Issue: June/August 2008


R156m in dispute

Aggrieved unionists scrap with a Cosatu union’s investment company over proceeds for their retirement fund from Aspen Pharmacare’s empowerment deal. Matter set for arbitration.

Daggers are drawn between former members of the Cosatu-affiliated Chemical, Energy, Paper, Printing, Wood & Allied Workers Union (Ceppwawu) and the union’s investment company. The former members, now in the General Industries Workers Union of South Africa, which is not affiliated to the Cosatu federation, are fighting for a larger payout than the Ceppwawu investment company is prepared to grant.

Serious money is involved. It’s between R150m and R156m, ultimately depending on computation, in assets of the Chemical Industries National Provident Fund. This amount, which can drastically affect for better or worse the retirement benefits of workers whose savings are in the provident fund, represents the difference between what the investment company has offered to pay and what the fund believes is its entitlement in terms of agreements concluded. The dispute between the Ceppwawu investment company, which is effectively controlled by a union trust, and the fund has been referred by the fund to arbitration.

There’s a background of added bitterness in that the investment company has claimed legal “prescription”, meaning there is a legal time bar to the fund being able to claim anything at all. Despite raising prescription, namely that the period for the fund to be allotted and issued the shares has elapsed, the company has tendered R375m to the fund. The offer nevertheless falls far short of the further R150m-156m to which the fund insists it has a right in terms of signed agreements.

The matter dates back to 2002 when Ceppwawu Pharmaceuticals Investments was set up as a special-purpose vehicle (SPV) to become the black empowerment shareholder in JSE-listed Aspen Pharmacare. Relevant agreements were concluded between the fund, the Ceppwawu investment company and the Ceppwawu SPV, whereupon the fund paid R108m to the SPV for preference shares in the SPV.

In turn, the SPV used this money to purchase 18m preference shares in Aspen. Sanlam Investment Managers was appointed by the fund to manage the investment and to report to the fund on the total value of the prefs.

The value of the prefs was mirrored in 75% the value of Aspen’s listed ordinary shares. As the ordinary shares performed, the gross value of the fund’s investment increased from the original R108m to over R550m at Aspen’s market peak. The 2002 subscription agreement provided that the fund could not redeem the prefs for a minimum of five years from date of purchase.

Then came a series of shocks. The first was in 2005 when it turned out that the Ceppwawu SPV had in fact not allotted and issued the Aspen shares to the provident fund. This, contends fund principal officer M K Tsolo, was contrary to what the fund had been led to believe.

A series of meetings was held by the fund with the Ceppwawu investment company and the Ceppwawu SPV. Both purportedly indicated to the fund that they would, in terms of the 2002 agreement, issue the prefs to the fund. However, the shares weren’t issued. Instead, last year, came the second shock.

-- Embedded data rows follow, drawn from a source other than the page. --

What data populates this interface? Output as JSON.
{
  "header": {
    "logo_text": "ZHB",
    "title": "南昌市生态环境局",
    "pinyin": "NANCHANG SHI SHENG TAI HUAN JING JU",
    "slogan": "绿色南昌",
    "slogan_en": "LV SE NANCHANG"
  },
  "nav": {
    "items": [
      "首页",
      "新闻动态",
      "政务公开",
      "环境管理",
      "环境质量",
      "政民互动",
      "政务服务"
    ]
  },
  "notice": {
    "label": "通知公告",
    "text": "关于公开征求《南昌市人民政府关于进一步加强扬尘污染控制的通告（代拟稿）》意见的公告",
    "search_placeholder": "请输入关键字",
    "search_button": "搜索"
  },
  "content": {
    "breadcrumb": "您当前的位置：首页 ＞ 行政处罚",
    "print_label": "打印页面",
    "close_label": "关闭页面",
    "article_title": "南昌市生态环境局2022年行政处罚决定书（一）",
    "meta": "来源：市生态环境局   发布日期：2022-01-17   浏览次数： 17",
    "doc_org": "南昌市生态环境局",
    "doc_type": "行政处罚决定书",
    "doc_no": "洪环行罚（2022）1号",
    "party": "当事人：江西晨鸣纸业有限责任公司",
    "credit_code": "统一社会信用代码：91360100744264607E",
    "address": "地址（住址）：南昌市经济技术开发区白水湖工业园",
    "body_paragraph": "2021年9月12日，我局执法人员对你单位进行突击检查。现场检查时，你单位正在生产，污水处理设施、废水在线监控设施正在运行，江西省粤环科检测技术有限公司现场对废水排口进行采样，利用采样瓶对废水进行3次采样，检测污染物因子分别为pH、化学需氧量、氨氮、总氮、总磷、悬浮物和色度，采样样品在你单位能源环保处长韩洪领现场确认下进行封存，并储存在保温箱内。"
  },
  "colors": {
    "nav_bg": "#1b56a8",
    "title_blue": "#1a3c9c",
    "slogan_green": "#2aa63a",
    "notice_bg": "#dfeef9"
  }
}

The fund was hit with the prescription claim. The SPV said it no longer had a legal obligation to issue the shares to the fund or even repay to the fund its original R108m investment.

The third shock was the R375m then tendered by the Ceppwawu investment company and SPV to the fund in an offer of settlement, both of the contracted return and the prescription claim. Although the R375m is R23,2m more than the investment company’s own valuation of the shares, after various deductions, it’s still significantly below an independent valuation commissioned by the fund from accountancy firm PricewaterhouseCoopers (PwC).

It’s also below the most recent valuation that Sanlam had placed on the investment. And this is despite the Ceppwawu investment company submitting that it had used the same valuation principles as in the PwC calculation.

Now the matter’s for arbitrator J G Wasserman SC to sort out, if he can. Meanwhile there are some pretty unhappy fund members. They’re anxious not only for their retirement benefits to be quantified, but also for an explanation of the Ceppwawu investment company’s attempts to get them reduced.

Among other things, the arbitrator will now have to decide whether the fund’s right to be issued the preference shares has indeed prescribed. If it has, fund members might lose out badly. In a worst-case scenario, since the R375m settlement offer wasn’t accepted, they can potentially be up the creek even for their original R108m investment -- without interest and without the settlement offer, let alone the full value of some R531m that they insist is their rightful entitlement.